## EXERCISE BRIEF
If a line in the entries below includes "JSON", pick it out and copy it.

## EXCERPTED RECORDS
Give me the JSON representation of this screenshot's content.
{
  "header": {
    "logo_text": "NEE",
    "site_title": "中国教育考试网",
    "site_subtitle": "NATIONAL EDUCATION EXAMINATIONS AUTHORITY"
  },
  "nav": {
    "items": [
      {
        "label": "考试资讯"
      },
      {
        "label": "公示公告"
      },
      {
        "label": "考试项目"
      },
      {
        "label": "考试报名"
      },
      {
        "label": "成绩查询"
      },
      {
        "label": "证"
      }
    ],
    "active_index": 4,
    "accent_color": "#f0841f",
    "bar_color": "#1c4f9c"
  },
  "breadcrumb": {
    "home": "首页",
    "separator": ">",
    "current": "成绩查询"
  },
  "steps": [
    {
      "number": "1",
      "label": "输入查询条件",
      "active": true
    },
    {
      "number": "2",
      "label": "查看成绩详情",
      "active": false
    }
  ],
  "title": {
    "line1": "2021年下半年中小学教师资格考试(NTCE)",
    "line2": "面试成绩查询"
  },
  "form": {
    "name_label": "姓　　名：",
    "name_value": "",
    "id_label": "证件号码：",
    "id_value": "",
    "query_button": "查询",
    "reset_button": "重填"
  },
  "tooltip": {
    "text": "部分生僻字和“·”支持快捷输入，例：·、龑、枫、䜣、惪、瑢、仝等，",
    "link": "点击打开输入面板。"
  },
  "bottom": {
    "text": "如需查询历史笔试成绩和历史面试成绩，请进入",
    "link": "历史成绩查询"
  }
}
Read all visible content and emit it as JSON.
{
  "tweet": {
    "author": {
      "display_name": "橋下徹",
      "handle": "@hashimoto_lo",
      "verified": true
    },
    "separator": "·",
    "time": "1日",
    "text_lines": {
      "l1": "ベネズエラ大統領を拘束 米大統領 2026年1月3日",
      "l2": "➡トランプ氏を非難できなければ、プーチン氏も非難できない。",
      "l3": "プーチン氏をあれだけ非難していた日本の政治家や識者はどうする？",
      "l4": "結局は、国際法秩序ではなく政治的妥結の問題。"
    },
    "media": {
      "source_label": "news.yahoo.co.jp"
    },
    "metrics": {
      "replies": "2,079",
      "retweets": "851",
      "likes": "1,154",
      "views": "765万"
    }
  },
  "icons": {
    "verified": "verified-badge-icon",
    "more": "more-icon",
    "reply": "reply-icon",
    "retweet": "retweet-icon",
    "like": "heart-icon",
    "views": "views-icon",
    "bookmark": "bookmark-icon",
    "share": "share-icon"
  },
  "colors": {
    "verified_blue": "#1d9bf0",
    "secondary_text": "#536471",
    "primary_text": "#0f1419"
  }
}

## THE COMPLETED TASK
Give me the JSON representation of this screenshot's content.
Read all visible content and emit it as JSON.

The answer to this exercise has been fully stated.